(ACTIVITY) Work through the listing below, copying each line that carries the word "estructura".

___

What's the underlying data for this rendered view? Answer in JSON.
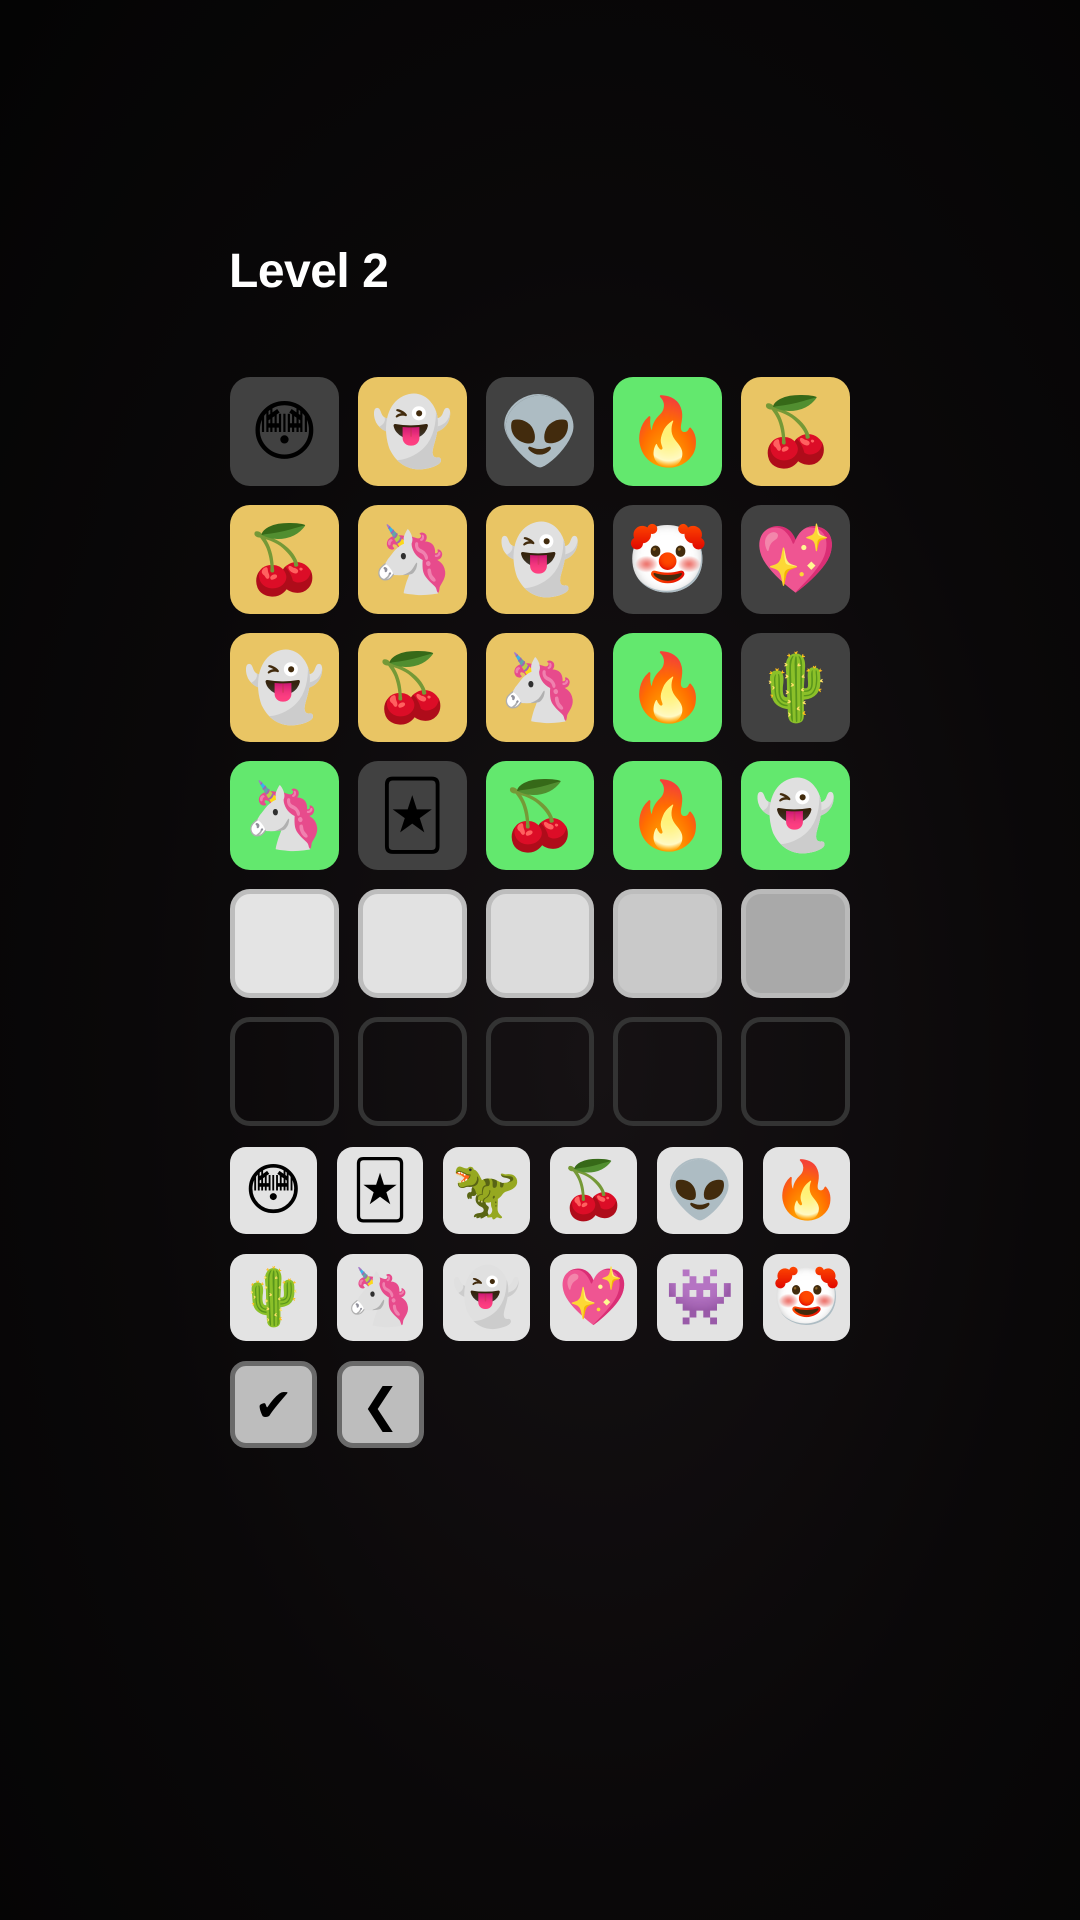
{
  "header": {
    "title": "Level 2"
  },
  "colors": {
    "gray": "#414141",
    "yellow": "#e9c564",
    "green": "#63e86e",
    "key": "#e3e3e3",
    "background": "#0a0809"
  },
  "board": {
    "rows": [
      [
        {
          "emoji": "😳",
          "state": "gray",
          "name": "flushed-face"
        },
        {
          "emoji": "👻",
          "state": "yellow",
          "name": "ghost"
        },
        {
          "emoji": "👽",
          "state": "gray",
          "name": "alien"
        },
        {
          "emoji": "🔥",
          "state": "green",
          "name": "fire"
        },
        {
          "emoji": "🍒",
          "state": "yellow",
          "name": "cherries"
        }
      ],
      [
        {
          "emoji": "🍒",
          "state": "yellow",
          "name": "cherries"
        },
        {
          "emoji": "🦄",
          "state": "yellow",
          "name": "unicorn"
        },
        {
          "emoji": "👻",
          "state": "yellow",
          "name": "ghost"
        },
        {
          "emoji": "🤡",
          "state": "gray",
          "name": "clown-face"
        },
        {
          "emoji": "💖",
          "state": "gray",
          "name": "sparkling-heart"
        }
      ],
      [
        {
          "emoji": "👻",
          "state": "yellow",
          "name": "ghost"
        },
        {
          "emoji": "🍒",
          "state": "yellow",
          "name": "cherries"
        },
        {
          "emoji": "🦄",
          "state": "yellow",
          "name": "unicorn"
        },
        {
          "emoji": "🔥",
          "state": "green",
          "name": "fire"
        },
        {
          "emoji": "🌵",
          "state": "gray",
          "name": "cactus"
        }
      ],
      [
        {
          "emoji": "🦄",
          "state": "green",
          "name": "unicorn"
        },
        {
          "emoji": "🃏",
          "state": "gray",
          "name": "joker"
        },
        {
          "emoji": "🍒",
          "state": "green",
          "name": "cherries"
        },
        {
          "emoji": "🔥",
          "state": "green",
          "name": "fire"
        },
        {
          "emoji": "👻",
          "state": "green",
          "name": "ghost"
        }
      ],
      [
        {
          "emoji": "",
          "state": "input",
          "name": "input-slot"
        },
        {
          "emoji": "",
          "state": "input",
          "name": "input-slot"
        },
        {
          "emoji": "",
          "state": "input",
          "name": "input-slot"
        },
        {
          "emoji": "",
          "state": "input",
          "name": "input-slot"
        },
        {
          "emoji": "",
          "state": "input",
          "name": "input-slot"
        }
      ],
      [
        {
          "emoji": "",
          "state": "empty",
          "name": "empty-slot"
        },
        {
          "emoji": "",
          "state": "empty",
          "name": "empty-slot"
        },
        {
          "emoji": "",
          "state": "empty",
          "name": "empty-slot"
        },
        {
          "emoji": "",
          "state": "empty",
          "name": "empty-slot"
        },
        {
          "emoji": "",
          "state": "empty",
          "name": "empty-slot"
        }
      ]
    ]
  },
  "keyboard": {
    "rows": [
      [
        {
          "emoji": "😳",
          "name": "flushed-face"
        },
        {
          "emoji": "🃏",
          "name": "joker"
        },
        {
          "emoji": "🦖",
          "name": "t-rex"
        },
        {
          "emoji": "🍒",
          "name": "cherries"
        },
        {
          "emoji": "👽",
          "name": "alien"
        },
        {
          "emoji": "🔥",
          "name": "fire"
        }
      ],
      [
        {
          "emoji": "🌵",
          "name": "cactus"
        },
        {
          "emoji": "🦄",
          "name": "unicorn"
        },
        {
          "emoji": "👻",
          "name": "ghost"
        },
        {
          "emoji": "💖",
          "name": "sparkling-heart"
        },
        {
          "emoji": "👾",
          "name": "alien-monster"
        },
        {
          "emoji": "🤡",
          "name": "clown-face"
        }
      ]
    ],
    "actions": {
      "submit_label": "✔",
      "back_label": "❮"
    }
  }
}
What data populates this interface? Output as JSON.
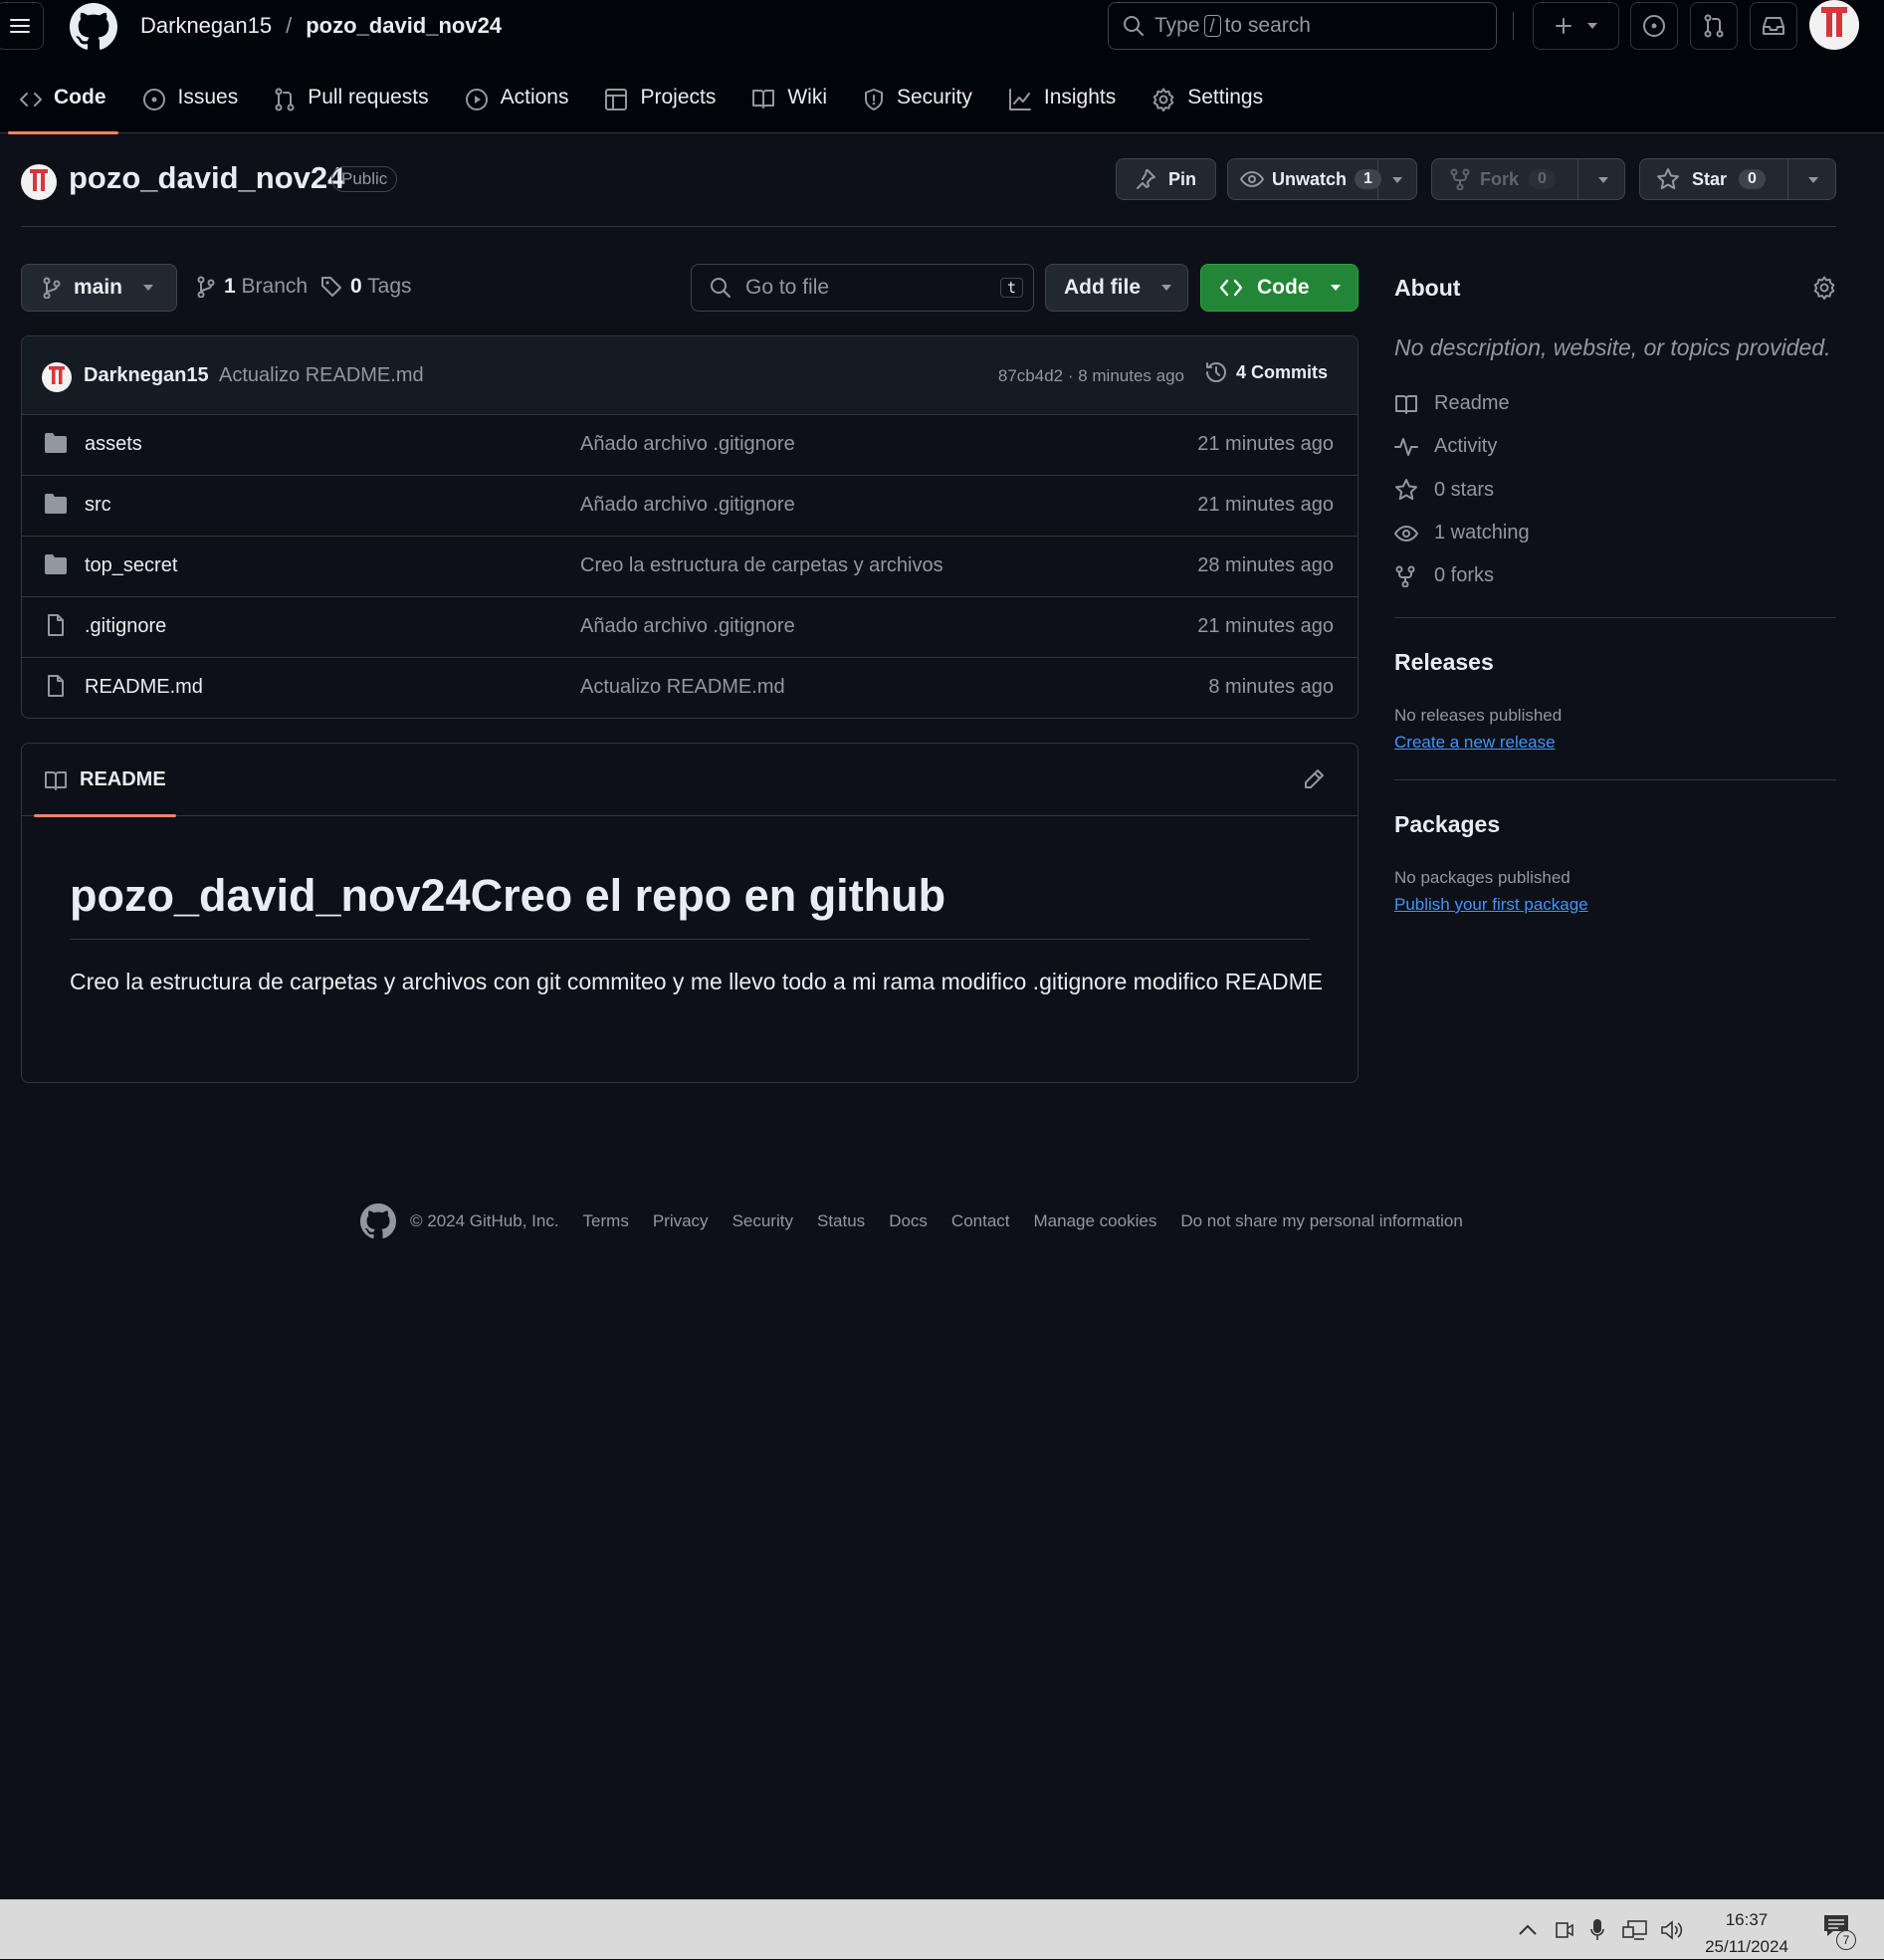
{
  "header": {
    "owner": "Darknegan15",
    "separator": "/",
    "repo": "pozo_david_nov24",
    "search_prefix": "Type",
    "search_key": "/",
    "search_suffix": "to search"
  },
  "tabs": [
    {
      "label": "Code",
      "icon": "code-icon",
      "active": true
    },
    {
      "label": "Issues",
      "icon": "issue-icon"
    },
    {
      "label": "Pull requests",
      "icon": "pull-request-icon"
    },
    {
      "label": "Actions",
      "icon": "play-icon"
    },
    {
      "label": "Projects",
      "icon": "table-icon"
    },
    {
      "label": "Wiki",
      "icon": "book-icon"
    },
    {
      "label": "Security",
      "icon": "shield-icon"
    },
    {
      "label": "Insights",
      "icon": "graph-icon"
    },
    {
      "label": "Settings",
      "icon": "gear-icon"
    }
  ],
  "repo_header": {
    "title": "pozo_david_nov24",
    "visibility": "Public",
    "pin_label": "Pin",
    "unwatch_label": "Unwatch",
    "watch_count": "1",
    "fork_label": "Fork",
    "fork_count": "0",
    "star_label": "Star",
    "star_count": "0"
  },
  "toolbar": {
    "branch": "main",
    "branch_count": "1",
    "branch_label": "Branch",
    "tag_count": "0",
    "tag_label": "Tags",
    "goto_placeholder": "Go to file",
    "goto_key": "t",
    "add_file_label": "Add file",
    "code_label": "Code"
  },
  "latest_commit": {
    "author": "Darknegan15",
    "message": "Actualizo README.md",
    "meta": "87cb4d2 · 8 minutes ago",
    "commits_label": "4 Commits"
  },
  "files": [
    {
      "name": "assets",
      "type": "folder",
      "message": "Añado archivo .gitignore",
      "time": "21 minutes ago"
    },
    {
      "name": "src",
      "type": "folder",
      "message": "Añado archivo .gitignore",
      "time": "21 minutes ago"
    },
    {
      "name": "top_secret",
      "type": "folder",
      "message": "Creo la estructura de carpetas y archivos",
      "time": "28 minutes ago"
    },
    {
      "name": ".gitignore",
      "type": "file",
      "message": "Añado archivo .gitignore",
      "time": "21 minutes ago"
    },
    {
      "name": "README.md",
      "type": "file",
      "message": "Actualizo README.md",
      "time": "8 minutes ago"
    }
  ],
  "readme": {
    "tab_label": "README",
    "heading": "pozo_david_nov24Creo el repo en github",
    "body": "Creo la estructura de carpetas y archivos con git commiteo y me llevo todo a mi rama modifico .gitignore modifico README"
  },
  "sidebar": {
    "about_title": "About",
    "about_desc": "No description, website, or topics provided.",
    "items": [
      {
        "label": "Readme",
        "icon": "book-icon"
      },
      {
        "label": "Activity",
        "icon": "pulse-icon"
      },
      {
        "label": "0 stars",
        "icon": "star-icon"
      },
      {
        "label": "1 watching",
        "icon": "eye-icon"
      },
      {
        "label": "0 forks",
        "icon": "fork-icon"
      }
    ],
    "releases_title": "Releases",
    "releases_text": "No releases published",
    "releases_link": "Create a new release",
    "packages_title": "Packages",
    "packages_text": "No packages published",
    "packages_link": "Publish your first package"
  },
  "footer": {
    "copyright": "© 2024 GitHub, Inc.",
    "links": [
      "Terms",
      "Privacy",
      "Security",
      "Status",
      "Docs",
      "Contact",
      "Manage cookies",
      "Do not share my personal information"
    ]
  },
  "taskbar": {
    "time": "16:37",
    "date": "25/11/2024",
    "notifications": "7"
  },
  "colors": {
    "background": "#0d1117",
    "header": "#010409",
    "accent_tab": "#f78166",
    "code_button": "#238636",
    "link": "#4493f8"
  }
}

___

(TASK SOLUTION)
      "message": "Creo la estructura de carpetas y archivos",
    "body": "Creo la estructura de carpetas y archivos con git commiteo y me llevo todo a mi rama modifico .gitignore modifico README"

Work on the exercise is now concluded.